“It is not that we are pushing it, but that is our business model. Our business model is like the President’s Choice label. We find out what the consumer wants and then we, on behalf of the large network, become a buying group. Most MGAs, to be honest, are just not organized enough to do that, whereas the large companies like Assante, Cartier Partners and IPCC have large dedicated distribution networks who have loyal customer bases. We can use that as leverage with the manufacturers to get our consumers better deals.”
Mr. Reynolds sees it as important for MGAs to develop their own private-labelled products. “It is a competitive advantage. You want to bring something to the table that is different than everybody else. If you are doing something that everyone else is doing, you will get the same results. We want something that makes us unique in the eyes of the consumer.”
Another MGA offering its own products is PPI, which offers a proprietary UL, and a health care product, triAccess. Scott Beckett, Vice-President of Living Benefits for PPI feels that a broker would not be forced to stay with the MGA.
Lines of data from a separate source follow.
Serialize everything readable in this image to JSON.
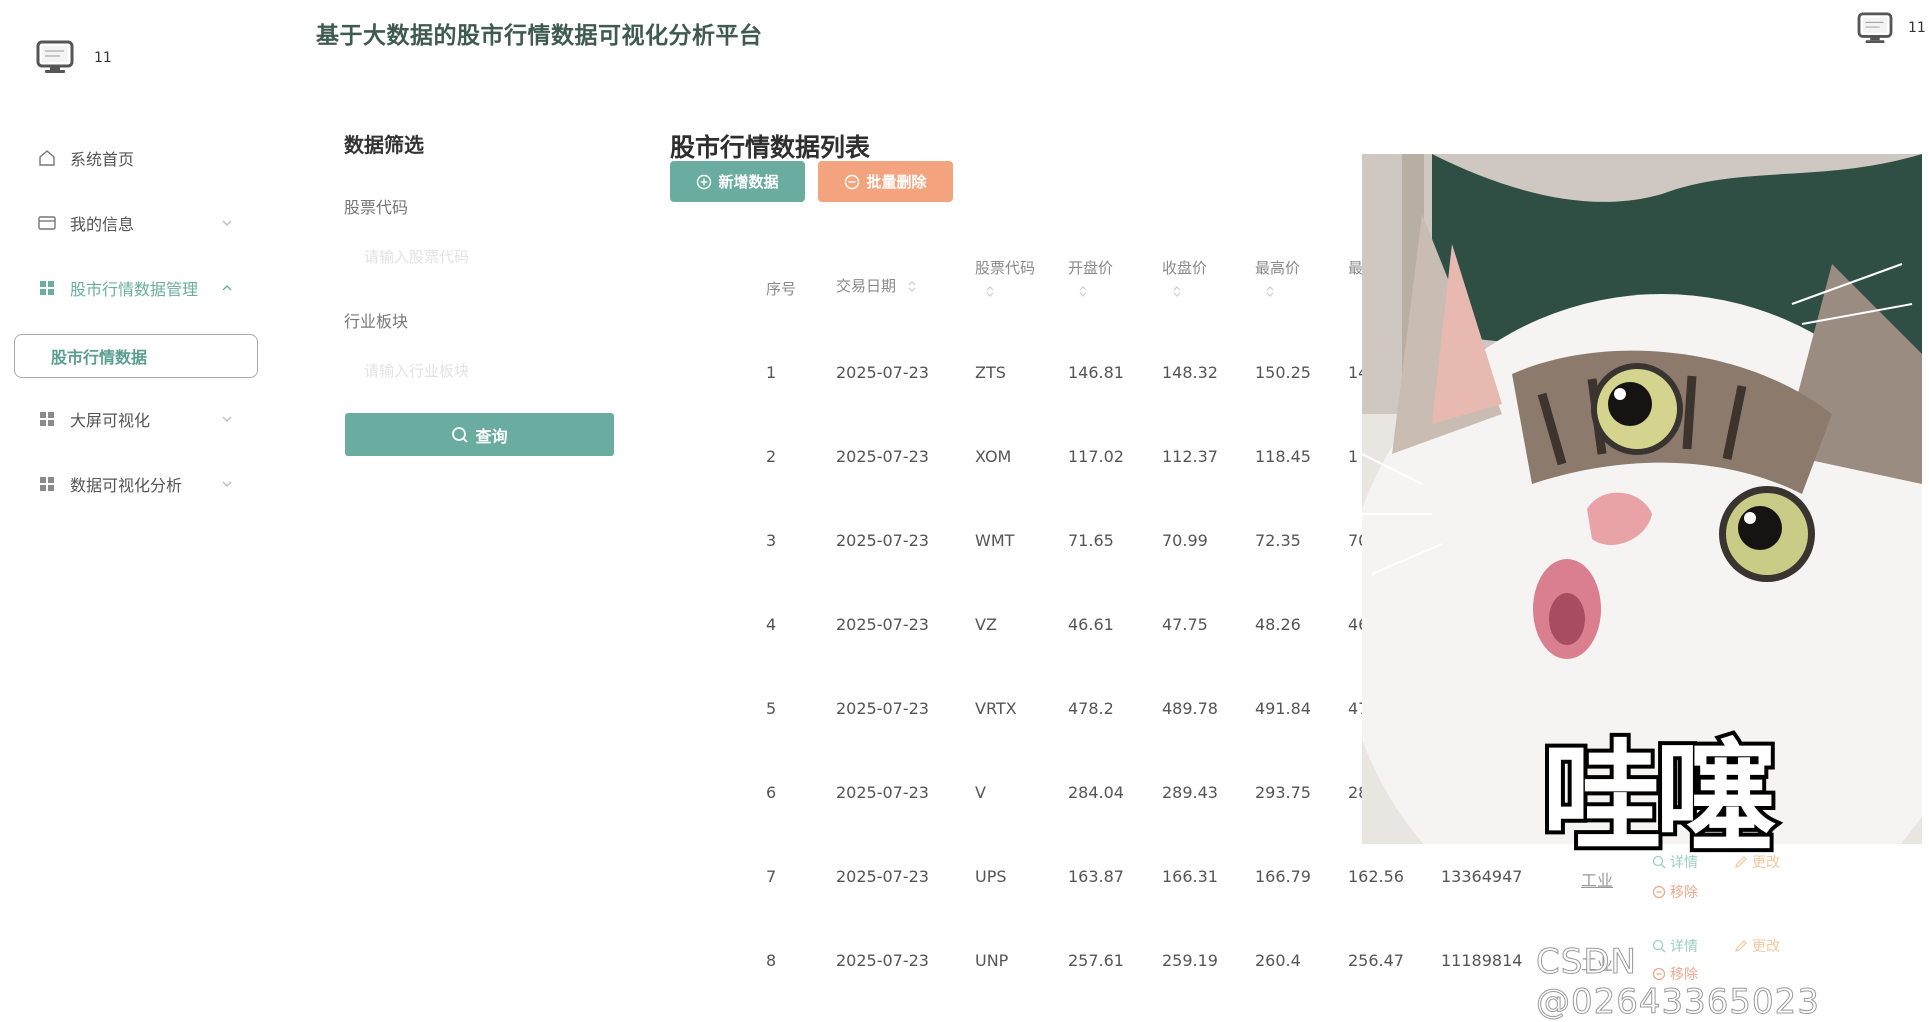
{
  "brand": {
    "user": "11"
  },
  "header": {
    "title": "基于大数据的股市行情数据可视化分析平台",
    "user": "11"
  },
  "sidebar": {
    "items": [
      {
        "label": "系统首页",
        "icon": "home-icon"
      },
      {
        "label": "我的信息",
        "icon": "card-icon"
      },
      {
        "label": "股市行情数据管理",
        "icon": "grid-icon"
      },
      {
        "label": "大屏可视化",
        "icon": "grid-icon"
      },
      {
        "label": "数据可视化分析",
        "icon": "grid-icon"
      }
    ],
    "active_sub": "股市行情数据"
  },
  "filter": {
    "title": "数据筛选",
    "code_label": "股票代码",
    "code_placeholder": "请输入股票代码",
    "sector_label": "行业板块",
    "sector_placeholder": "请输入行业板块",
    "search_label": "查询"
  },
  "list": {
    "title": "股市行情数据列表",
    "add_label": "新增数据",
    "del_label": "批量删除",
    "headers": [
      "序号",
      "交易日期",
      "股票代码",
      "开盘价",
      "收盘价",
      "最高价",
      "最"
    ],
    "rows": [
      {
        "no": "1",
        "date": "2025-07-23",
        "code": "ZTS",
        "open": "146.81",
        "close": "148.32",
        "high": "150.25",
        "low": "14"
      },
      {
        "no": "2",
        "date": "2025-07-23",
        "code": "XOM",
        "open": "117.02",
        "close": "112.37",
        "high": "118.45",
        "low": "1"
      },
      {
        "no": "3",
        "date": "2025-07-23",
        "code": "WMT",
        "open": "71.65",
        "close": "70.99",
        "high": "72.35",
        "low": "70"
      },
      {
        "no": "4",
        "date": "2025-07-23",
        "code": "VZ",
        "open": "46.61",
        "close": "47.75",
        "high": "48.26",
        "low": "46"
      },
      {
        "no": "5",
        "date": "2025-07-23",
        "code": "VRTX",
        "open": "478.2",
        "close": "489.78",
        "high": "491.84",
        "low": "47"
      },
      {
        "no": "6",
        "date": "2025-07-23",
        "code": "V",
        "open": "284.04",
        "close": "289.43",
        "high": "293.75",
        "low": "28"
      },
      {
        "no": "7",
        "date": "2025-07-23",
        "code": "UPS",
        "open": "163.87",
        "close": "166.31",
        "high": "166.79",
        "low": "162.56",
        "volume": "13364947",
        "sector": "工业"
      },
      {
        "no": "8",
        "date": "2025-07-23",
        "code": "UNP",
        "open": "257.61",
        "close": "259.19",
        "high": "260.4",
        "low": "256.47",
        "volume": "11189814",
        "sector": "工业"
      }
    ],
    "actions": {
      "detail": "详情",
      "edit": "更改",
      "remove": "移除"
    }
  },
  "overlay": {
    "sticker_text": "哇噻",
    "watermark": "CSDN @02643365023"
  },
  "colors": {
    "primary": "#6aada0",
    "danger": "#f3a47f",
    "title": "#3f5a50"
  }
}
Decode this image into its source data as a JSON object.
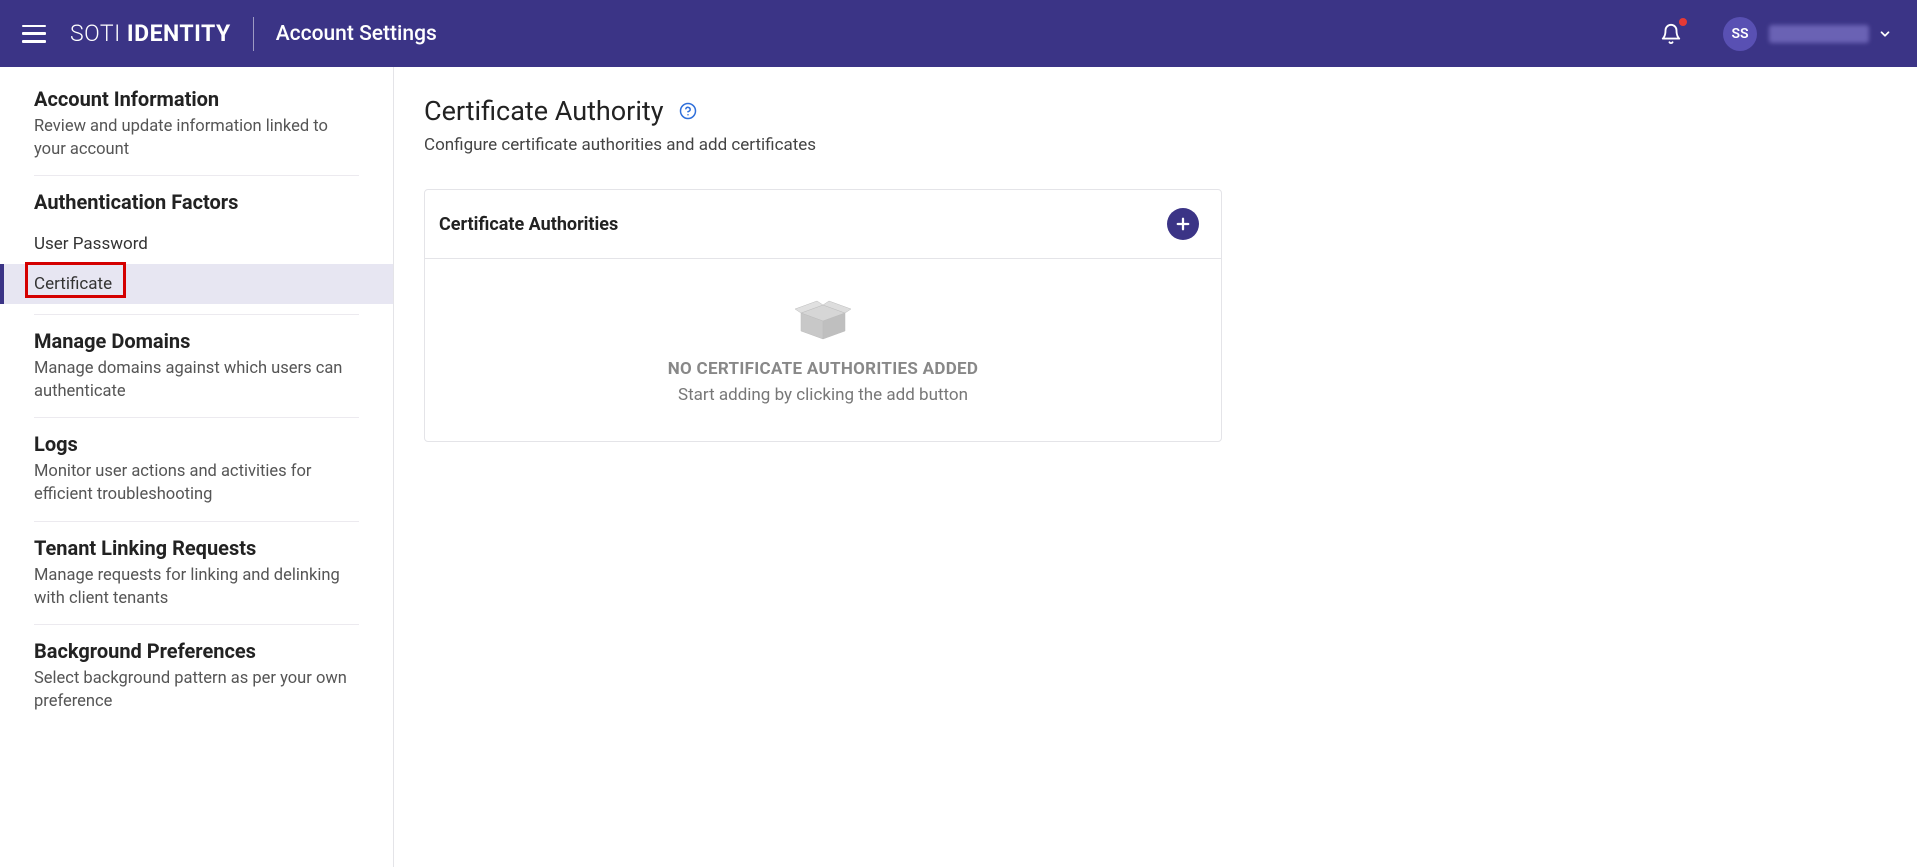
{
  "header": {
    "logo_prefix": "SOTI ",
    "logo_bold": "IDENTITY",
    "title": "Account Settings",
    "avatar_initials": "SS"
  },
  "sidebar": {
    "account_info": {
      "title": "Account Information",
      "desc": "Review and update information linked to your account"
    },
    "auth_factors": {
      "title": "Authentication Factors",
      "user_password": "User Password",
      "certificate": "Certificate"
    },
    "manage_domains": {
      "title": "Manage Domains",
      "desc": "Manage domains against which users can authenticate"
    },
    "logs": {
      "title": "Logs",
      "desc": "Monitor user actions and activities for efficient troubleshooting"
    },
    "tenant_linking": {
      "title": "Tenant Linking Requests",
      "desc": "Manage requests for linking and delinking with client tenants"
    },
    "background_prefs": {
      "title": "Background Preferences",
      "desc": "Select background pattern as per your own preference"
    }
  },
  "main": {
    "page_title": "Certificate Authority",
    "page_subtitle": "Configure certificate authorities and add certificates",
    "card_title": "Certificate Authorities",
    "empty_title": "NO CERTIFICATE AUTHORITIES ADDED",
    "empty_sub": "Start adding by clicking the add button"
  },
  "colors": {
    "brand": "#3b3486",
    "highlight": "#d40000"
  }
}
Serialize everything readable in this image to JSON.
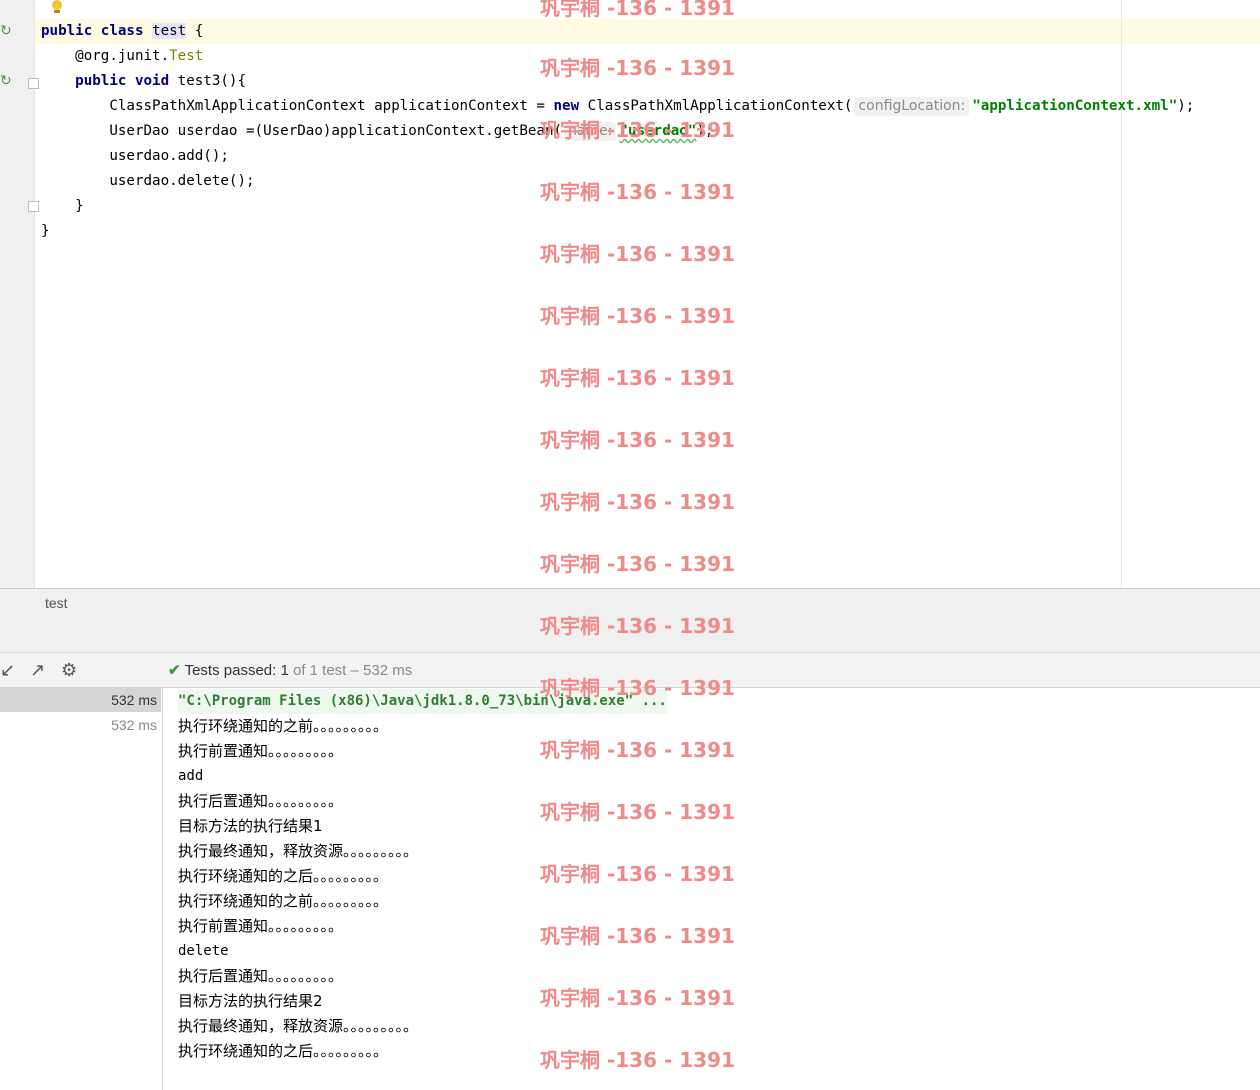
{
  "editor": {
    "lines": [
      {
        "kw1": "public",
        "kw2": "class",
        "name": "test",
        "rest": " {"
      },
      {
        "annotation": "@org.junit.",
        "annotation_class": "Test"
      },
      {
        "kw1": "public",
        "kw2": "void",
        "rest": " test3(){"
      },
      {
        "pre": "ClassPathXmlApplicationContext applicationContext = ",
        "kw": "new",
        "post": " ClassPathXmlApplicationContext(",
        "hint": "configLocation:",
        "str": "\"applicationContext.xml\"",
        "end": ");"
      },
      {
        "pre": "UserDao userdao =(UserDao)applicationContext.getBean(",
        "hint": "name:",
        "str": "\"userdao\"",
        "end": ");"
      },
      {
        "text": "userdao.add();"
      },
      {
        "text": "userdao.delete();"
      },
      {
        "text": "}"
      },
      {
        "text": "}"
      }
    ]
  },
  "tabbar": {
    "tab_label": "test"
  },
  "toolbar": {
    "status_label": "Tests passed:",
    "passed_count": "1",
    "of_text": "of 1 test – 532 ms",
    "icons": [
      "collapse-icon",
      "export-icon",
      "settings-icon"
    ]
  },
  "tree": {
    "rows": [
      {
        "time": "532 ms",
        "selected": true
      },
      {
        "time": "532 ms",
        "selected": false
      }
    ]
  },
  "console": {
    "lines": [
      "\"C:\\Program Files (x86)\\Java\\jdk1.8.0_73\\bin\\java.exe\" ...",
      "执行环绕通知的之前。。。。。。。。。",
      "执行前置通知。。。。。。。。。",
      "add",
      "执行后置通知。。。。。。。。。",
      "目标方法的执行结果1",
      "执行最终通知，释放资源。。。。。。。。。",
      "执行环绕通知的之后。。。。。。。。。",
      "执行环绕通知的之前。。。。。。。。。",
      "执行前置通知。。。。。。。。。",
      "delete",
      "执行后置通知。。。。。。。。。",
      "目标方法的执行结果2",
      "执行最终通知，释放资源。。。。。。。。。",
      "执行环绕通知的之后。。。。。。。。。"
    ]
  },
  "watermark": {
    "text": "巩宇桐 -136 - 1391"
  },
  "colors": {
    "keyword": "#000080",
    "string": "#008000",
    "annotation": "#808000",
    "watermark": "#f08a8a",
    "pass": "#3b9a3b"
  }
}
“The way our contract works with independent brokers is that we specify that you are independent from us and our relationship is not one of employer-employee. They are clearly an independent broker,” he says.
He adds, “our contract says that you have absolute and immediate lifetime vesting of all commissions, therefore, if your relationship with PPI were to change, we would have no right to the commissions that you would get paid. In addition, our associates have ownership of all records of accounts, the client is not a client of PPI, it is a client of our associates. Should they leave PPI, we have no right to approach that client, it would be a clear breach of contractual arrangements.”
As well, Mr. Beckett stresses that the MGA does not force the broker to sell PPI’s proprietary products over another. “The broker always has the choice…. We offer UL products from a bunch of companies. If we propose to sell the proprietary product it is because it is the right thing to do.” Mr. Beckett adds that there is no added incentive to sell the PPI products.
However, Mr. Beckett’s advice to brokers is to be careful of smaller MGAs where the broker may have less independence or freedom. “I would definitely say, ‘be careful with who you contract with and under what circumstances.’ One of the areas we feel is most overlooked is the financial stability of the MGA because a lot of the times that contract does not give you rights to the commission of that business. If that MGA goes under, the broker might lose future renewals or monies that are owed to you.”
Mr. Beckett suggests that brokers view the Million Dollar Round Table (MDRT) checklist for what constitutes a good agency agreement. “You are a broker and you are entering into a very serious contractual relationship with the business partner. You would be shocked at how many brokers take that responsibility lightly and it can have a profound impact on your practice both financially and emotionally.”
Overall, Mr. Beckett is an advocate of private-labelled products. “We feel that we owe it to our associates to develop innovative and creative products through PPI. It allows us to customize a product specifically for the market that we want to be in.” He adds that PPI would like to develop other in-house products however, he did not want to disclose which types of products nor when they would emerge.